American Social History
October 21, 2010
Rosewood Journal Entry
I feel that Rosewood is one of the most piercing movies of our time. Why? The film does not hold back on the violence and racism displayed by the white men of Sumner. The tension that I felt within the theatrical sequences such as the lynching mob scenes and the fleeing children scenes are master classes in filmmaking. Studying film in two other classes, I realized that some of the most penetrating scenes were done rather simplistically. For example, the shot of the empty church with the Negro spirituals in the background makes a blandish scene more emotional.
Another scene that is crafted in a more complex manner is the death scene of Aunt Sarah Carrier. What makes this scene so heart – wrenching is not only the fact that Aunt Sarah is respected by many of the characters and the audience, but the way that she died. Personally I highly value the way that she died because deep inside I felt that she knew that she was not coming back when she was going to face the mob. Why? The stress built up from the way that she slowly walked outside foreshadows a climax. And even though the viewer is to only hear the Aunt Sarah get shot and later her dead body, it is the words spoken that haunts the rest of the movie. “Boys, I know y'all. I was midwife to more than half of you … and some of your young ones. I done seen you come up from babies to now. Ain't nothing going to come of this. It don't make sense. My Sylvester ain't had nothing to do with this mess. Y’all know that boy was white!” Even though the audience does not see the bullet hit Aunt Sarah, it only makes the audience feel more mortified.

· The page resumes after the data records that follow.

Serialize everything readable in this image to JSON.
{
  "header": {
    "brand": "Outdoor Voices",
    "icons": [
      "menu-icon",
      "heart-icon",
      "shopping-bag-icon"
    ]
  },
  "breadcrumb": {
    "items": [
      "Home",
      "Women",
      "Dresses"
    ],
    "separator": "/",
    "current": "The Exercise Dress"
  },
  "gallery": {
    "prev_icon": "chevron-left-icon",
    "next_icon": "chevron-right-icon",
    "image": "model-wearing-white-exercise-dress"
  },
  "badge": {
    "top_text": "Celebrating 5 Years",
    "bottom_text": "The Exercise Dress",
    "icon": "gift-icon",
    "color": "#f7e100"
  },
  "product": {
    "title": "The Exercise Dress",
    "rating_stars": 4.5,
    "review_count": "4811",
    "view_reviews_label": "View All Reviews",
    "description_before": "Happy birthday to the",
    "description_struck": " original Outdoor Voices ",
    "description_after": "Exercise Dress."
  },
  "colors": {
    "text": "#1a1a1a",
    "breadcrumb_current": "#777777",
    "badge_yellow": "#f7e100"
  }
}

After watching the movie, I knew I needed to learn about the real Rosewood massacre. And was all of this true? Or were part of these scenes fictionalized? In retrospect, the film seemed more melodramatic and terrifying because there were more deaths in the film than necessary. The film did capture the...